A new trove of Clinton and Bush-era documents from the CIA have been released to the National Security Archive, and they show that the CIA had a bead on Osama bin Laden a year before 9/11, but did not receive adequate funding from the Bush White House in the early months of his first term to pursue him. In fact, they had to stop monitoring him.
The CIA materials directly contradict the many claims of Bush officials that it was aggressively pursuing al-Qaida prior to 9/11, and that nobody could have predicted the attacks. “I don’t think the Bush administration would want to see these released, because they paint a picture of the CIA knowing something would happen before 9/11, but they didn’t get the institutional support they needed,” says Barbara Elias-Sanborn, the NSA fellow who edited the materials.
The CIA tracked bin Laden with unmanned aerial vehicles starting in September 2000. But funding concerns scrapped the program, as the strategy shifted to persuading allies among Afghan tribal leaders or the Northern Alliance to capture or kill bin Laden. The Air Force announced that they would charge the CIA for any drone they lost in an operation against bin Laden, causing the CIA to pull back.
The documents also show the level of early warnings about Al Qaeda operations in 2001:
From June to September 2001, a full seven CIA Senior Intelligence Briefs detailed that attacks were imminent, an incredible amount of information from one intelligence agency. One from June called “Bin-Ladin and Associates Making Near-Term Threats” writes that “[redacted] expects Usama Bin Laden to launch multiple attacks over the coming days.” The famous August brief called “Bin Ladin Determined to Strike the US” is included. “Al-Qai’da members, including some US citizens, have resided in or travelled to the US for years, and the group apparently maintains a support structure here,” it says. During the entire month of August, President Bush was on vacation at his ranch in Texas — which tied with one of Richard Nixon’s as the longest vacation ever taken by a president. CIA Director George Tenet has said he didn’t speak to Bush once that month, describing the president as being “on leave.”
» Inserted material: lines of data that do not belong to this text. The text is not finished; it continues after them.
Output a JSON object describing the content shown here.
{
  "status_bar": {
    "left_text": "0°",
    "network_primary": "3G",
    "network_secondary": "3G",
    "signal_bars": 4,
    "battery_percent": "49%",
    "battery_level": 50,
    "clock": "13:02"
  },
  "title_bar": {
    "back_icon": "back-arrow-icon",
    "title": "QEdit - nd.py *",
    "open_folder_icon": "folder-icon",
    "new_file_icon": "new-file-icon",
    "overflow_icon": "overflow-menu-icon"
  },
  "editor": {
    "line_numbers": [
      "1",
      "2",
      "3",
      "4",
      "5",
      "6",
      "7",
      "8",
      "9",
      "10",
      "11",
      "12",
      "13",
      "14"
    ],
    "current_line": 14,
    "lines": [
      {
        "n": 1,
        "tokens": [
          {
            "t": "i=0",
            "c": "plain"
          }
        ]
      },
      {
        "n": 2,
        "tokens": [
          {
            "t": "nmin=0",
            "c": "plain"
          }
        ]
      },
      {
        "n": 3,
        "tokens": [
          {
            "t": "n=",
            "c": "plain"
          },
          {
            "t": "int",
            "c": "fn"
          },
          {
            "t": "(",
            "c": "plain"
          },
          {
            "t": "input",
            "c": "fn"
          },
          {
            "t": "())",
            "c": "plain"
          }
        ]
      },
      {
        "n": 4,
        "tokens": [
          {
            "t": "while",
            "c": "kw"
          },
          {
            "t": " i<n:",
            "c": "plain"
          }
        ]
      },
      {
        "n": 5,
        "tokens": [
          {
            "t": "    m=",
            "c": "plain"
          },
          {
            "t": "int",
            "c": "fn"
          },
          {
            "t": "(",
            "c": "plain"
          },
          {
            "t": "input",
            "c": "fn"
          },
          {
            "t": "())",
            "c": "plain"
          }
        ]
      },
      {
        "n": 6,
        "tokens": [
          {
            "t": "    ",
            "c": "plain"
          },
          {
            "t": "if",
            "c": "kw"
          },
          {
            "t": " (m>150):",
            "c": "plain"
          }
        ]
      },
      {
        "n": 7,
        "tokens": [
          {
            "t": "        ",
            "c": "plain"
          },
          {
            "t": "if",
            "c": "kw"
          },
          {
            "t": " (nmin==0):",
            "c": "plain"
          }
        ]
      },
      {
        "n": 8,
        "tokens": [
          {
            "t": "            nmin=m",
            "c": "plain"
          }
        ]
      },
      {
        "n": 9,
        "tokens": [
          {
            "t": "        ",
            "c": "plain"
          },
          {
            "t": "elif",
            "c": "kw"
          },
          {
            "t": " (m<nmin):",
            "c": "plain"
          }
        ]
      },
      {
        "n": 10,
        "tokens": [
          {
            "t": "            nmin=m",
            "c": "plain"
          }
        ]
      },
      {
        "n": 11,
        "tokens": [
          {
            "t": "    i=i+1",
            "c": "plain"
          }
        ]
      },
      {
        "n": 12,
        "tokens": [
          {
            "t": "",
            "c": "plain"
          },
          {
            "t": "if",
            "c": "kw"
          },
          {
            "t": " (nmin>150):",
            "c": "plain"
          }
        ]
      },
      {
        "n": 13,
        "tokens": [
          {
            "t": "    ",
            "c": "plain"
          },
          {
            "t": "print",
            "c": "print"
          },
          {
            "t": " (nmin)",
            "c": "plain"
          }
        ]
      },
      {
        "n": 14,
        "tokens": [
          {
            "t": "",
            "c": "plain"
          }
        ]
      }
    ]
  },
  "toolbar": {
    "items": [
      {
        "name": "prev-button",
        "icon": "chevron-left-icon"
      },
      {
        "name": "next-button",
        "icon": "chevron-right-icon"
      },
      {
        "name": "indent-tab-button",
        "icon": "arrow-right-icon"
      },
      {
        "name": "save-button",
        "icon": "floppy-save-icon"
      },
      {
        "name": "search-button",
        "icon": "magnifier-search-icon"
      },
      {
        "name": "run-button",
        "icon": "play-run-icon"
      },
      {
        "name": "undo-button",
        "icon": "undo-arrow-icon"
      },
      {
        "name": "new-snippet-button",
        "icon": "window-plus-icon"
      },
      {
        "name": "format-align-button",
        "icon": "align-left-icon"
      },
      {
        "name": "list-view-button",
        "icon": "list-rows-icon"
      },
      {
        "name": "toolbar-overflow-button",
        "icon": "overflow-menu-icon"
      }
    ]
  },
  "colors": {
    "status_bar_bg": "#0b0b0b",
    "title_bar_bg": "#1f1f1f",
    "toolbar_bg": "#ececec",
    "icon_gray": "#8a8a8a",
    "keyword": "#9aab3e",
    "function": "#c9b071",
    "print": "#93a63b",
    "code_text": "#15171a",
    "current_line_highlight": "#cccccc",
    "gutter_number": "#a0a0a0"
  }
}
The Clinton Administration doesn’t get off blameless either. A December 4, 1998, President’s Daily Brief describes a “test-run” for 9-11, where Al Qaeda members evade security restrictions at an airpot in New York. A January 2000 briefing memo predicts “weeks… months… but no more than one year” before an Al Qaeda attack.
The archive can be found here. The editors stress that the materials remain redacted, and that they only add up to 1/4 of the materials from the CIA in generating the 9/11 Commission Report. None of the 47 reports of CIA interrogation sessions with 9/11 mastermind Khalid Sheikh Mohammed are included, so aspects of torture do not factor in here.